Opposition Leader Bill Shorten has extended his lead as preferred prime minister over Tony Abbott as the government continues its post-budget polling slump, today's Essential Report shows.
Having taken a one-point lead in May, Shorten now leads Abbott as preferred prime minister, 40%-36%, and has a bigger lead -- 8 points -- among women than among men (2 points). The Prime Minister's disapproval rating has increased from 55% to 58%, while his approval rating has remained on 35%. Shorten's disapproval rating has also increased, from 37% to 40%, but so has his approval rating, from 35% to 38%.
The Coalition's primary vote has also fallen a point to 37%, its lowest since January 2010, while Labor's primary vote has reached 40%. The Greens are down a point to 9% and the Palmer United Party is steady on 6%, for a two-party preferred outcome of 54%-46% to Labor, its best since August 2010.
Essential also asked about perceptions of fairness and equality in Australia, revealing significant partisan differences among voters. Among Greens voters, 70% believe Australia is less fair and equal than 20 years ago; among “other” voters (including Palmer United Party), 59% believe we’re less fair and equal. Fifty-one per cent of Labor voters believe that, and 27% of Coalition voters.
Voters split differently on the importance of equality. Forty-one per cent of "other" voters and 42% of Coalition voters say equality is “very important” while 62% of Labor and 63% of Greens voters say it is very important. But fairness is more widely supported: 77% of Greens and "other" voters and 72% of Labor voters believe it is very important, and 44% of Coalition voters. The switch of "other" voters in that mix is interesting, suggesting they support the idea of equal opportunity suggested in “fairness” while being less interested in equal outcomes, which are more attractive to progressives.
The picture gets more complicated on measures that are viewed as important to equality. Greens voters nominate “access to affordable healthcare” (54%) and “a minimum wage that supports the basics of life” (53%). Coalition voters also nominate healthcare (53%) and minimum wage (49%) as most important -- the latter higher than Labor voters (44%).
Labor voters instead see healthcare (69%) as far more important. Coalition voters also rate “well-resourced public schools” more highly than Labor voters, but don’t regard a strong welfare system as important compared to non-Coalition voters, instead seeing policies that encourage economic growth as being more important (38% compared to 20% of all voters).
Essential asked about attitudes toward United States drone strikes in the wake of revelations about the killing by the US of two Australian citizens in Yemen. Forty-five per cent of voters disapprove of drone strikes in general, compared to 35% who approve, although Coalition voters split the other way, 48%-33%. The overall result masks an enormous gender gap: men approve 47%-39% while women disapprove 51%-23%

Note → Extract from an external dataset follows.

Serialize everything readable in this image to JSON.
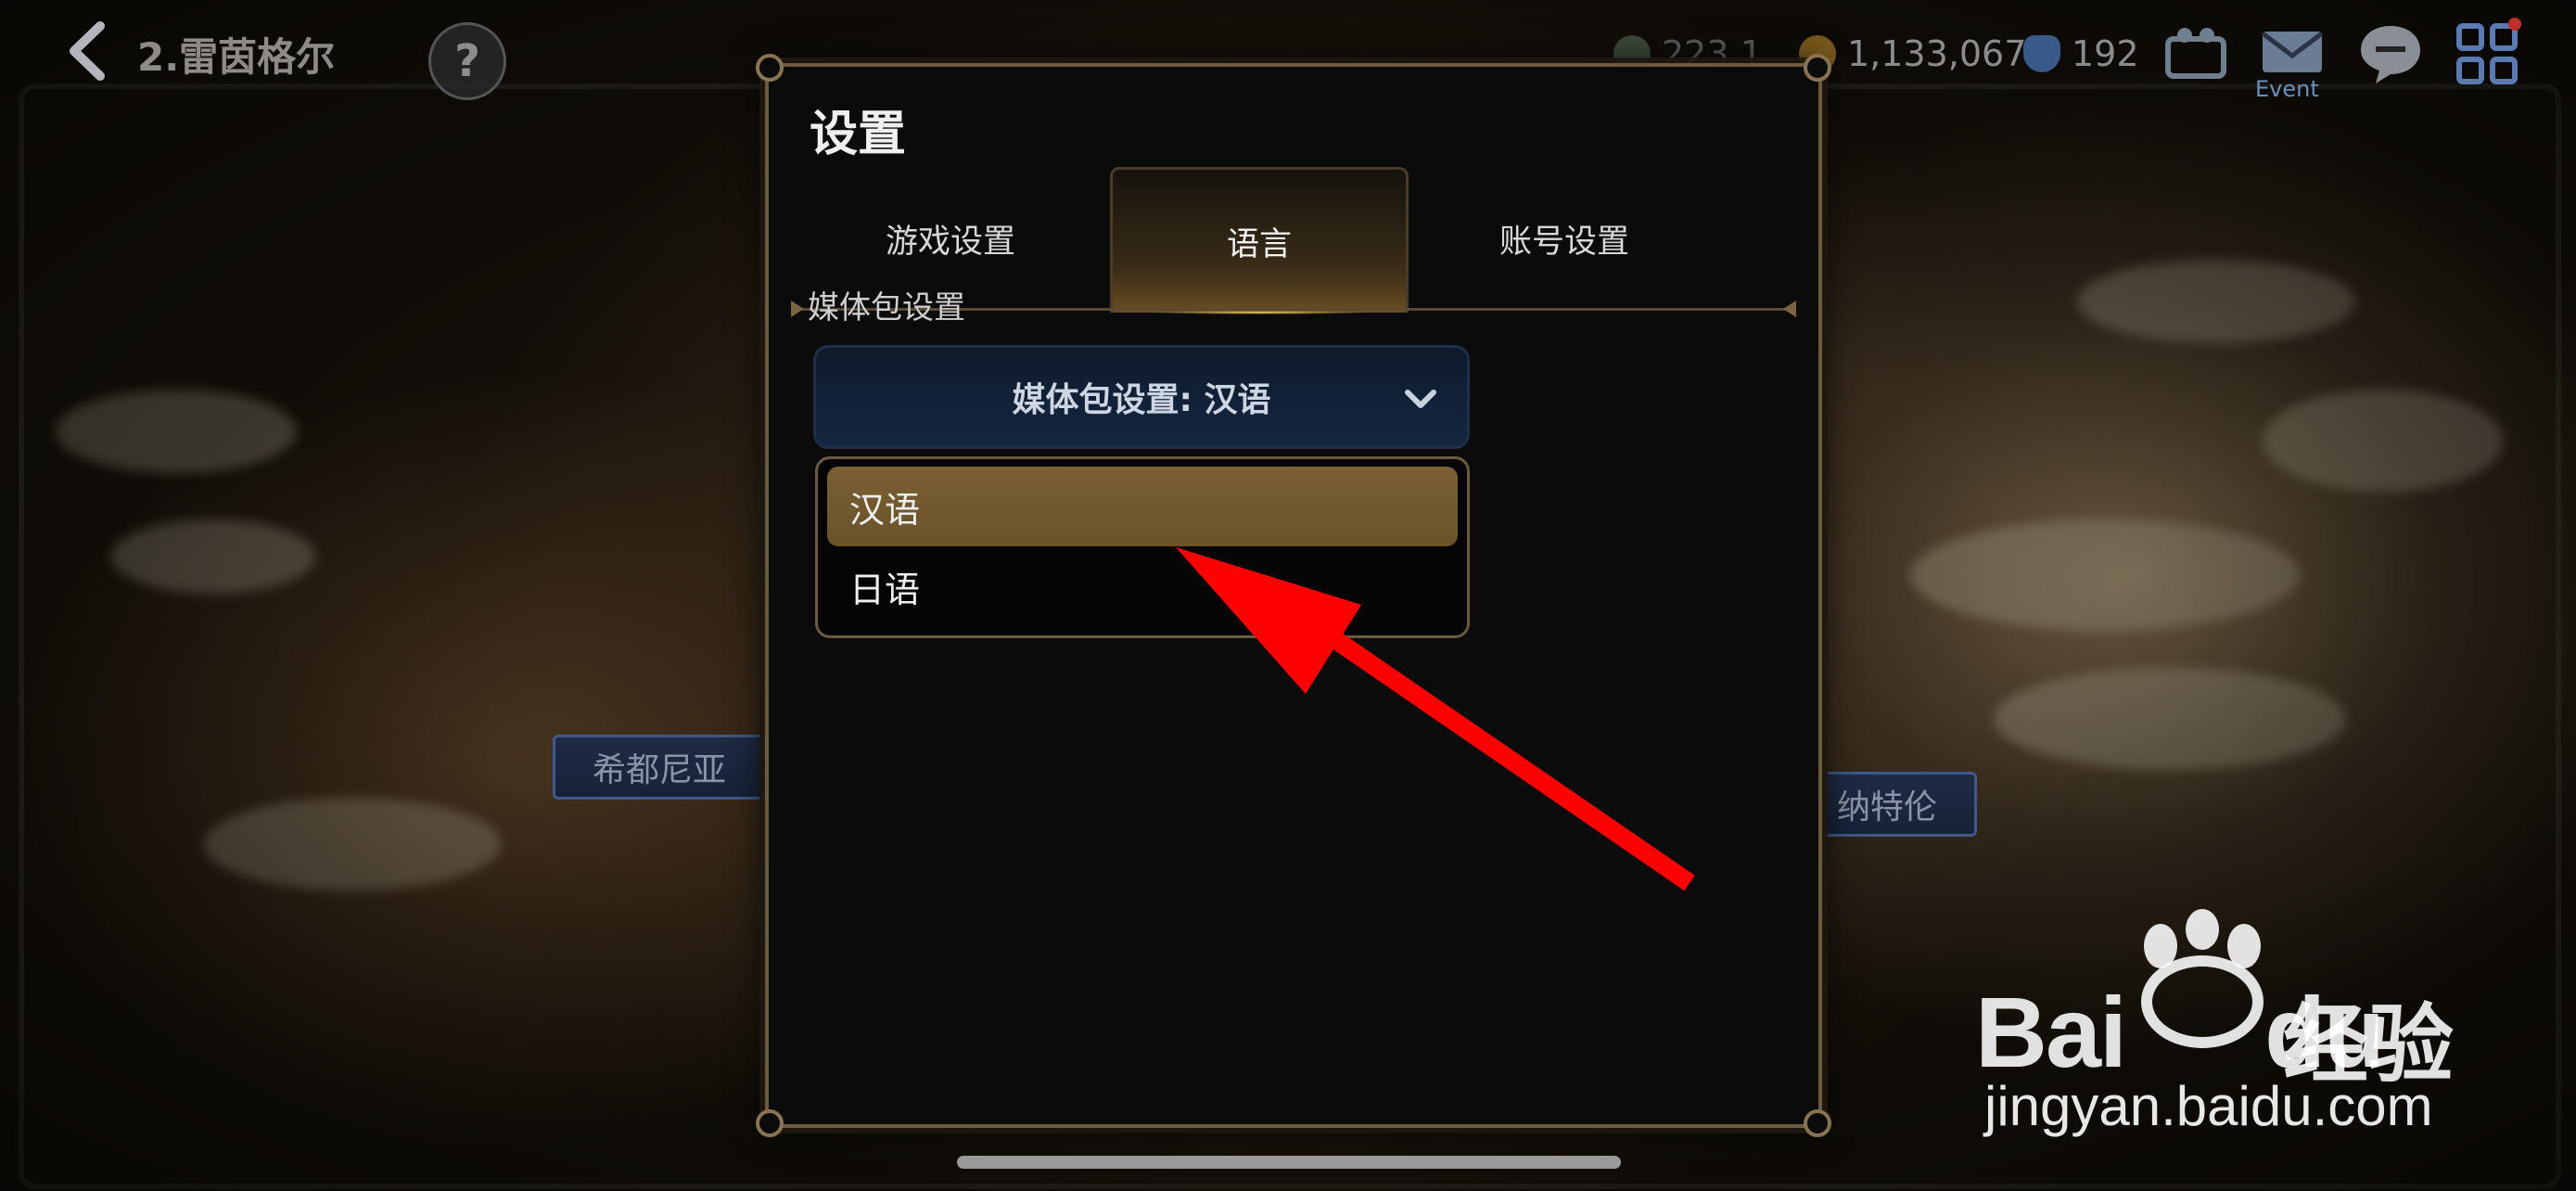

And 58% of voters are concerned about the possibility of Australians being killed by drone strikes, with voters much more uniform in their concern, although women (63%) were more concerned than men (55%).